There was never a doubt. He knew what he was going to do the entire time, and he did it. And it carried over through the rest of the game, despite the fact he missed the and-one free throw. Almost every single time he touched the ball from there on out, he did the right thing and did it without thinking, just like Scott Brooks has been begging him to do as the season has unfolded. It showed on both sides of the floor as well — after he hit a 3-point shot soon after the dunk, he got an almost-steal on the other end on the ensuing Cleveland possession. He was clearly locked in.
This would seem to be the perfect time for Harden and the rest of the team to get in some reps playing the game the way Brooks and everyone else wants them to play. The rest of the month features games against the relatively soft Rockets, Kings, Suns Bobcats and Nets among contests against more-worthy opponents in the Knicks (who have fattened up with an easy schedule), Mavericks, Hawks and Nuggets. There’s some time to fine-tune some things and get on a little bit of a roll heading into January, which is packed with eight games against playoff contenders.
The Thunder fan base is collectively begging Harden at this point to keep playing the way he did Sunday. (And for Durant, who scored 25 points on 10-17 shooting, to do the same.) It just might be possible with that relatively easy schedule through New Year’s. It’s an opportunity to instill more confidence in Harden during the part of the season where it’s still silly to worry about playoff seeding or anything else other than playing complete games and staying healthy.
Sure, the Cavs are pretty bad.
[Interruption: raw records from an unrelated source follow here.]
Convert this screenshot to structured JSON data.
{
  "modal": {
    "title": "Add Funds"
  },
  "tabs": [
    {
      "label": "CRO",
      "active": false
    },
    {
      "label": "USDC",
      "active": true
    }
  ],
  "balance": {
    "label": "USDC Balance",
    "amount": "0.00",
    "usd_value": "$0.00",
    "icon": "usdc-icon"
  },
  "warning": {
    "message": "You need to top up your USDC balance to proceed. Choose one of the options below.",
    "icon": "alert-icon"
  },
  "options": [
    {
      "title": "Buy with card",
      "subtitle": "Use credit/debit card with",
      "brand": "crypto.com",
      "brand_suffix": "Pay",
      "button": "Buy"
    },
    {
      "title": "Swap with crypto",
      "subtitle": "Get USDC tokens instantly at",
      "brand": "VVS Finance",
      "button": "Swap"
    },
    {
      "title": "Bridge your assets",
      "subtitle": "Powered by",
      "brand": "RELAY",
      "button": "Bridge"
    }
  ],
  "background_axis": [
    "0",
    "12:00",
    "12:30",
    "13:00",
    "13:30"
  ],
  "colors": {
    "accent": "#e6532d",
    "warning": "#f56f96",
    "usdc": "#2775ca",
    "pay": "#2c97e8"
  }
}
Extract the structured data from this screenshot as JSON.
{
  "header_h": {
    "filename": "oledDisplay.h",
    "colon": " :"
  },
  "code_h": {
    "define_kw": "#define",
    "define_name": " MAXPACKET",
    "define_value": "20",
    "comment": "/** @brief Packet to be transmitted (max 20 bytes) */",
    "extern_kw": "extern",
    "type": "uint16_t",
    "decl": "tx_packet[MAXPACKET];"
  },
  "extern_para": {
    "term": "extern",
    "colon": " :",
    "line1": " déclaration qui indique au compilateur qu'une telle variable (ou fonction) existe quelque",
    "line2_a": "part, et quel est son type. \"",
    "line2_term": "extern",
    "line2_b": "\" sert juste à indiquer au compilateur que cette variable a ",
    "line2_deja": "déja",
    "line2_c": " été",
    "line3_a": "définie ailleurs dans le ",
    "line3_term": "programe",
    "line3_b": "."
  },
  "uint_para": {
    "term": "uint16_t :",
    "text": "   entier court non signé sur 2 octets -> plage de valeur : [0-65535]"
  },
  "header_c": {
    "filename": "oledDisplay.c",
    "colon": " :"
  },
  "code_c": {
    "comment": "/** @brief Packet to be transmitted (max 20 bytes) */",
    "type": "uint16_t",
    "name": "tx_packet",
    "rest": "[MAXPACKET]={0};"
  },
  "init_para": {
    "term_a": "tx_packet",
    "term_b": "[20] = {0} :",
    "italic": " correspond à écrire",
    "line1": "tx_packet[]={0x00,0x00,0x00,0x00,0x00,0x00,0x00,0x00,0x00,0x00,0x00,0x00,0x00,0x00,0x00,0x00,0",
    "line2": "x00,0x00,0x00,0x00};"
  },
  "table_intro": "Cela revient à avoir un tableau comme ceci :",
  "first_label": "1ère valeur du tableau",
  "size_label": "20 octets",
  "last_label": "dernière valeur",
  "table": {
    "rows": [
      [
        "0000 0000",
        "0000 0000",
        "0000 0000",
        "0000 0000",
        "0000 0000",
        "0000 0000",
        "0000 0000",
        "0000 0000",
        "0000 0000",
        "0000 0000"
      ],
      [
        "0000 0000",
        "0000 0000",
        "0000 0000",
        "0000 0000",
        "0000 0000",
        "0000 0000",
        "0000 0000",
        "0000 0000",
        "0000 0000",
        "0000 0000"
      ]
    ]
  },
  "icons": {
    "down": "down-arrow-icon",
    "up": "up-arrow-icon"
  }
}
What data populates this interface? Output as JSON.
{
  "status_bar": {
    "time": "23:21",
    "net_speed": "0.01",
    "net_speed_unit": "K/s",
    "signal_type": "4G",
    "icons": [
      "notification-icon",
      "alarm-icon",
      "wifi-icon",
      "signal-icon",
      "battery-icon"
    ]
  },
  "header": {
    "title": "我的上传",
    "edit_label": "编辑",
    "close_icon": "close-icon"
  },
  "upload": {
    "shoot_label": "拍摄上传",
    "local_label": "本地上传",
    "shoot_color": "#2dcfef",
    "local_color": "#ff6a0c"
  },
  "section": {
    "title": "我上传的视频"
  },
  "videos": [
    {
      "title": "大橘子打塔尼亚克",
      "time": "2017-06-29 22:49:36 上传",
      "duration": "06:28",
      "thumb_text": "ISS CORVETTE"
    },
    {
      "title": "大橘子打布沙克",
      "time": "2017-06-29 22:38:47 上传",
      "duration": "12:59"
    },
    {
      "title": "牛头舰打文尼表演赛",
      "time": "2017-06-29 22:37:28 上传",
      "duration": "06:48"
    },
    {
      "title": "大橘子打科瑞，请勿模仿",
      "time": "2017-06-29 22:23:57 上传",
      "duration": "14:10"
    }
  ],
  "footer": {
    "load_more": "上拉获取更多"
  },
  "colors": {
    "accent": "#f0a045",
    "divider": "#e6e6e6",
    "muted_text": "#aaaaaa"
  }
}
They’ve now lost eight straight overall and eight straight on the road and were on the second half of a back-to-back on Sunday. But it cannot be overstated that it was the first time Oklahoma City played like a contender matched up against a cellar dweller, and one of the first times in the young season that Harden played like the high lottery pick he was.